> [DIRECTIONS FOR THIS TASK] The answer must be one number: how many lines in the records below contain the word "icon".
*** Opening of DATA FOR THIS EXERCISE ***
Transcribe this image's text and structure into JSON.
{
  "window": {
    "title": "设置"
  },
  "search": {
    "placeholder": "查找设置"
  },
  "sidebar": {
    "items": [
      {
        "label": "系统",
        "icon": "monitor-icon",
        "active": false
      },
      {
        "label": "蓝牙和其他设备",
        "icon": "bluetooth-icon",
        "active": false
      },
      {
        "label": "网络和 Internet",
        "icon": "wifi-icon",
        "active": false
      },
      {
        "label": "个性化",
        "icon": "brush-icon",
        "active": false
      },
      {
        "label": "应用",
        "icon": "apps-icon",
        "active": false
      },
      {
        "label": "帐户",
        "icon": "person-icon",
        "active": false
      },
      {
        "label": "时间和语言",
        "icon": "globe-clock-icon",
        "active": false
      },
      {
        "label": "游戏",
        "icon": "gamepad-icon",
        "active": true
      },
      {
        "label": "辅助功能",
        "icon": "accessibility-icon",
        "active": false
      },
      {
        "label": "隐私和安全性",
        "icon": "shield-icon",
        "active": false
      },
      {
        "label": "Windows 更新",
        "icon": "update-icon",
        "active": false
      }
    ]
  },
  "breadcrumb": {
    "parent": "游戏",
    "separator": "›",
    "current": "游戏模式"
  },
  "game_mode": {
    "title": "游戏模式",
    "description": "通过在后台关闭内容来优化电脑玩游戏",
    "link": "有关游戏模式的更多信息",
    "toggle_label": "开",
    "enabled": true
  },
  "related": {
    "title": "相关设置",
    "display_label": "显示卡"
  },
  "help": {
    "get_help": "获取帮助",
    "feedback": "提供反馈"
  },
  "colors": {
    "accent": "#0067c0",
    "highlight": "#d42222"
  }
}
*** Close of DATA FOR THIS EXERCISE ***
> [TASK OUTPUT] 11